Action item → What is needed is an exact copy of all the entries below.

[Dataset records]
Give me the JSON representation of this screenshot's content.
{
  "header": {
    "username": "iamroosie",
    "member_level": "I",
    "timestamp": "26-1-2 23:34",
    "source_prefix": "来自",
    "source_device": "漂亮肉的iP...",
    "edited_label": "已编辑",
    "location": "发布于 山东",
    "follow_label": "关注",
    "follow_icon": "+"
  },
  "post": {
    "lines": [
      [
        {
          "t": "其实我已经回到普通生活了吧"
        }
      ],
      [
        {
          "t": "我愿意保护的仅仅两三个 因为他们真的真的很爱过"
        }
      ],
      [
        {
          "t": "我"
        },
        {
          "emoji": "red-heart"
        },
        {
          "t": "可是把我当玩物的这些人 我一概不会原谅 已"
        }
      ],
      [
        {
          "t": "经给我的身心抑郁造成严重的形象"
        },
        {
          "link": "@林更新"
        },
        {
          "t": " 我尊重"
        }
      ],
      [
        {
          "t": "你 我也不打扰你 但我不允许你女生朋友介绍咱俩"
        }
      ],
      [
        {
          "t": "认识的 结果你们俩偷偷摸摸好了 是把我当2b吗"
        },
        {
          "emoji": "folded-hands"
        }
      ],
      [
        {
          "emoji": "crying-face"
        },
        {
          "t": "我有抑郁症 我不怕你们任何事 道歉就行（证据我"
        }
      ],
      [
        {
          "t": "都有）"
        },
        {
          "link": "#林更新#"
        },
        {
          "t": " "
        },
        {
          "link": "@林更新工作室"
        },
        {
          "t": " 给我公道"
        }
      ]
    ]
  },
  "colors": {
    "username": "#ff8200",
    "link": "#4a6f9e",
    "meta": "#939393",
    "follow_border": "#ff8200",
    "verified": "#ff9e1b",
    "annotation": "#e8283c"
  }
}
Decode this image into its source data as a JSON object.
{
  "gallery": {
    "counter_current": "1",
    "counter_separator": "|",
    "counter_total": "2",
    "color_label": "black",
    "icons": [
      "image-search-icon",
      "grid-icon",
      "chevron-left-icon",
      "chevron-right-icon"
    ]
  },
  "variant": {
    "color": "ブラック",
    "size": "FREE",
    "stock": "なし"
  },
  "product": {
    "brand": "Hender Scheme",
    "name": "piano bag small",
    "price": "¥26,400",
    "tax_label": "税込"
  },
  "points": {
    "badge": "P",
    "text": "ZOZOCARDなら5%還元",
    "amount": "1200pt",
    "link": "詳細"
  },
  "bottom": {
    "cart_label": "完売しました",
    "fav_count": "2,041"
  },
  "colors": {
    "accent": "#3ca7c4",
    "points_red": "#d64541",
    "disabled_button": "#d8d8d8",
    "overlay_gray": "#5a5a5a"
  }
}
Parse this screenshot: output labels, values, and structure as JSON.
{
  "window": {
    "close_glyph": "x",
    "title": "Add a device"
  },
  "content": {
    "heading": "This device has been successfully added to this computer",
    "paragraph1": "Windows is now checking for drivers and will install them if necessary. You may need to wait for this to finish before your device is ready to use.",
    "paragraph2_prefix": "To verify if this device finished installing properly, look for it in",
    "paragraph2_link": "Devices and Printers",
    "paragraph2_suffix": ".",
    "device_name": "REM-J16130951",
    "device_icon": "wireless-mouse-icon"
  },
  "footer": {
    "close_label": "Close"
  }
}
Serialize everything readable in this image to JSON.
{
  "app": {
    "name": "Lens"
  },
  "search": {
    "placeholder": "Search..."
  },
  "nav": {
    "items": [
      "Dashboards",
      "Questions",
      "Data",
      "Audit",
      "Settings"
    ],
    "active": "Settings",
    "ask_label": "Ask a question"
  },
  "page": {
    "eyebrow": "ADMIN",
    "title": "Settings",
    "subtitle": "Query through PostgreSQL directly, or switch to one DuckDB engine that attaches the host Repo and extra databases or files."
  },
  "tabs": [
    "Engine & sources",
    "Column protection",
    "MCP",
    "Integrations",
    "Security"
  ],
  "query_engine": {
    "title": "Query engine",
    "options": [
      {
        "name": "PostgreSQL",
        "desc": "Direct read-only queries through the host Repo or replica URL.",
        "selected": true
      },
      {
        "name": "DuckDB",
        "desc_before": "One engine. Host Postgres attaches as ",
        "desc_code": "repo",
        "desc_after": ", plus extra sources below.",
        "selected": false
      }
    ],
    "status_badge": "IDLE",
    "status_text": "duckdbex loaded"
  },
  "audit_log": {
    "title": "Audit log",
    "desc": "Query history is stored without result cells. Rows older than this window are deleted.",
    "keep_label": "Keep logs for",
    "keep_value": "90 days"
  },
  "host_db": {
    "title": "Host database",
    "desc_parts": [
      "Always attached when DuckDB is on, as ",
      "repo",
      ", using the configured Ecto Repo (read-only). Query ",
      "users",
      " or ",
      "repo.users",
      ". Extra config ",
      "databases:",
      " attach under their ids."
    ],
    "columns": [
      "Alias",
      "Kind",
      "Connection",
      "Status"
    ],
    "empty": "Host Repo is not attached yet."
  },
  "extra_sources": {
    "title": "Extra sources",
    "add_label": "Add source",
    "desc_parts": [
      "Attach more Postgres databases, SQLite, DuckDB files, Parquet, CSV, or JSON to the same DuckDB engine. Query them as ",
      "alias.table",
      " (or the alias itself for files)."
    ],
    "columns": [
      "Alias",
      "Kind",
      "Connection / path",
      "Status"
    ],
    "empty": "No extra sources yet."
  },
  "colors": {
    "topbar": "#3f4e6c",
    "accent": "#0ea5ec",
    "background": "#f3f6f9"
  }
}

Completed task →
Give me the JSON representation of this screenshot's content.
{
  "header": {
    "username": "iamroosie",
    "member_level": "I",
    "timestamp": "26-1-2 23:34",
    "source_prefix": "来自",
    "source_device": "漂亮肉的iP...",
    "edited_label": "已编辑",
    "location": "发布于 山东",
    "follow_label": "关注",
    "follow_icon": "+"
  },
  "post": {
    "lines": [
      [
        {
          "t": "其实我已经回到普通生活了吧"
        }
      ],
      [
        {
          "t": "我愿意保护的仅仅两三个 因为他们真的真的很爱过"
        }
      ],
      [
        {
          "t": "我"
        },
        {
          "emoji": "red-heart"
        },
        {
          "t": "可是把我当玩物的这些人 我一概不会原谅 已"
        }
      ],
      [
        {
          "t": "经给我的身心抑郁造成严重的形象"
        },
        {
          "link": "@林更新"
        },
        {
          "t": " 我尊重"
        }
      ],
      [
        {
          "t": "你 我也不打扰你 但我不允许你女生朋友介绍咱俩"
        }
      ],
      [
        {
          "t": "认识的 结果你们俩偷偷摸摸好了 是把我当2b吗"
        },
        {
          "emoji": "folded-hands"
        }
      ],
      [
        {
          "emoji": "crying-face"
        },
        {
          "t": "我有抑郁症 我不怕你们任何事 道歉就行（证据我"
        }
      ],
      [
        {
          "t": "都有）"
        },
        {
          "link": "#林更新#"
        },
        {
          "t": " "
        },
        {
          "link": "@林更新工作室"
        },
        {
          "t": " 给我公道"
        }
      ]
    ]
  },
  "colors": {
    "username": "#ff8200",
    "link": "#4a6f9e",
    "meta": "#939393",
    "follow_border": "#ff8200",
    "verified": "#ff9e1b",
    "annotation": "#e8283c"
  }
}
Decode this image into its source data as a JSON object.
{
  "gallery": {
    "counter_current": "1",
    "counter_separator": "|",
    "counter_total": "2",
    "color_label": "black",
    "icons": [
      "image-search-icon",
      "grid-icon",
      "chevron-left-icon",
      "chevron-right-icon"
    ]
  },
  "variant": {
    "color": "ブラック",
    "size": "FREE",
    "stock": "なし"
  },
  "product": {
    "brand": "Hender Scheme",
    "name": "piano bag small",
    "price": "¥26,400",
    "tax_label": "税込"
  },
  "points": {
    "badge": "P",
    "text": "ZOZOCARDなら5%還元",
    "amount": "1200pt",
    "link": "詳細"
  },
  "bottom": {
    "cart_label": "完売しました",
    "fav_count": "2,041"
  },
  "colors": {
    "accent": "#3ca7c4",
    "points_red": "#d64541",
    "disabled_button": "#d8d8d8",
    "overlay_gray": "#5a5a5a"
  }
}
Parse this screenshot: output labels, values, and structure as JSON.
{
  "window": {
    "close_glyph": "x",
    "title": "Add a device"
  },
  "content": {
    "heading": "This device has been successfully added to this computer",
    "paragraph1": "Windows is now checking for drivers and will install them if necessary. You may need to wait for this to finish before your device is ready to use.",
    "paragraph2_prefix": "To verify if this device finished installing properly, look for it in",
    "paragraph2_link": "Devices and Printers",
    "paragraph2_suffix": ".",
    "device_name": "REM-J16130951",
    "device_icon": "wireless-mouse-icon"
  },
  "footer": {
    "close_label": "Close"
  }
}
Serialize everything readable in this image to JSON.
{
  "app": {
    "name": "Lens"
  },
  "search": {
    "placeholder": "Search..."
  },
  "nav": {
    "items": [
      "Dashboards",
      "Questions",
      "Data",
      "Audit",
      "Settings"
    ],
    "active": "Settings",
    "ask_label": "Ask a question"
  },
  "page": {
    "eyebrow": "ADMIN",
    "title": "Settings",
    "subtitle": "Query through PostgreSQL directly, or switch to one DuckDB engine that attaches the host Repo and extra databases or files."
  },
  "tabs": [
    "Engine & sources",
    "Column protection",
    "MCP",
    "Integrations",
    "Security"
  ],
  "query_engine": {
    "title": "Query engine",
    "options": [
      {
        "name": "PostgreSQL",
        "desc": "Direct read-only queries through the host Repo or replica URL.",
        "selected": true
      },
      {
        "name": "DuckDB",
        "desc_before": "One engine. Host Postgres attaches as ",
        "desc_code": "repo",
        "desc_after": ", plus extra sources below.",
        "selected": false
      }
    ],
    "status_badge": "IDLE",
    "status_text": "duckdbex loaded"
  },
  "audit_log": {
    "title": "Audit log",
    "desc": "Query history is stored without result cells. Rows older than this window are deleted.",
    "keep_label": "Keep logs for",
    "keep_value": "90 days"
  },
  "host_db": {
    "title": "Host database",
    "desc_parts": [
      "Always attached when DuckDB is on, as ",
      "repo",
      ", using the configured Ecto Repo (read-only). Query ",
      "users",
      " or ",
      "repo.users",
      ". Extra config ",
      "databases:",
      " attach under their ids."
    ],
    "columns": [
      "Alias",
      "Kind",
      "Connection",
      "Status"
    ],
    "empty": "Host Repo is not attached yet."
  },
  "extra_sources": {
    "title": "Extra sources",
    "add_label": "Add source",
    "desc_parts": [
      "Attach more Postgres databases, SQLite, DuckDB files, Parquet, CSV, or JSON to the same DuckDB engine. Query them as ",
      "alias.table",
      " (or the alias itself for files)."
    ],
    "columns": [
      "Alias",
      "Kind",
      "Connection / path",
      "Status"
    ],
    "empty": "No extra sources yet."
  },
  "colors": {
    "topbar": "#3f4e6c",
    "accent": "#0ea5ec",
    "background": "#f3f6f9"
  }
}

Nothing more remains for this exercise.